··· RECORDS SUPPLIED ···
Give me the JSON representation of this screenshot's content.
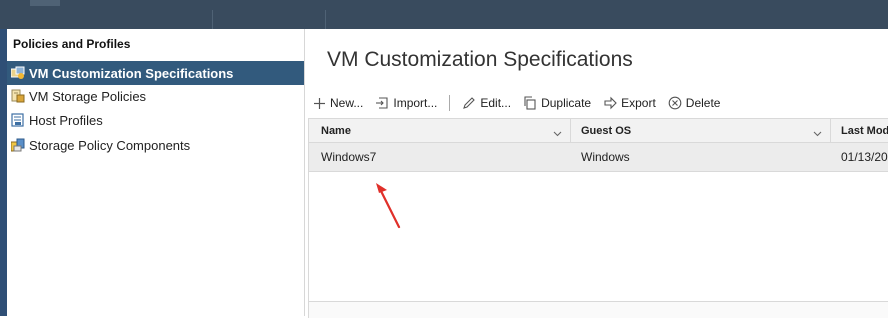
{
  "sidebar": {
    "title": "Policies and Profiles",
    "items": [
      {
        "label": "VM Customization Specifications",
        "icon": "vm-customization-icon",
        "selected": true
      },
      {
        "label": "VM Storage Policies",
        "icon": "storage-policy-icon",
        "selected": false
      },
      {
        "label": "Host Profiles",
        "icon": "host-profile-icon",
        "selected": false
      },
      {
        "label": "Storage Policy Components",
        "icon": "storage-component-icon",
        "selected": false
      }
    ]
  },
  "main": {
    "title": "VM Customization Specifications",
    "toolbar": {
      "new_label": "New...",
      "import_label": "Import...",
      "edit_label": "Edit...",
      "duplicate_label": "Duplicate",
      "export_label": "Export",
      "delete_label": "Delete"
    },
    "table": {
      "columns": [
        "Name",
        "Guest OS",
        "Last Mod"
      ],
      "rows": [
        {
          "name": "Windows7",
          "guest_os": "Windows",
          "last_modified": "01/13/202"
        }
      ]
    }
  },
  "colors": {
    "topbar": "#394b5e",
    "selected": "#325a7d",
    "annotation_arrow": "#e0302a"
  }
}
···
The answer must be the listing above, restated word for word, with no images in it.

Give me the JSON representation of this screenshot's content.
{
  "sidebar": {
    "title": "Policies and Profiles",
    "items": [
      {
        "label": "VM Customization Specifications",
        "icon": "vm-customization-icon",
        "selected": true
      },
      {
        "label": "VM Storage Policies",
        "icon": "storage-policy-icon",
        "selected": false
      },
      {
        "label": "Host Profiles",
        "icon": "host-profile-icon",
        "selected": false
      },
      {
        "label": "Storage Policy Components",
        "icon": "storage-component-icon",
        "selected": false
      }
    ]
  },
  "main": {
    "title": "VM Customization Specifications",
    "toolbar": {
      "new_label": "New...",
      "import_label": "Import...",
      "edit_label": "Edit...",
      "duplicate_label": "Duplicate",
      "export_label": "Export",
      "delete_label": "Delete"
    },
    "table": {
      "columns": [
        "Name",
        "Guest OS",
        "Last Mod"
      ],
      "rows": [
        {
          "name": "Windows7",
          "guest_os": "Windows",
          "last_modified": "01/13/202"
        }
      ]
    }
  },
  "colors": {
    "topbar": "#394b5e",
    "selected": "#325a7d",
    "annotation_arrow": "#e0302a"
  }
}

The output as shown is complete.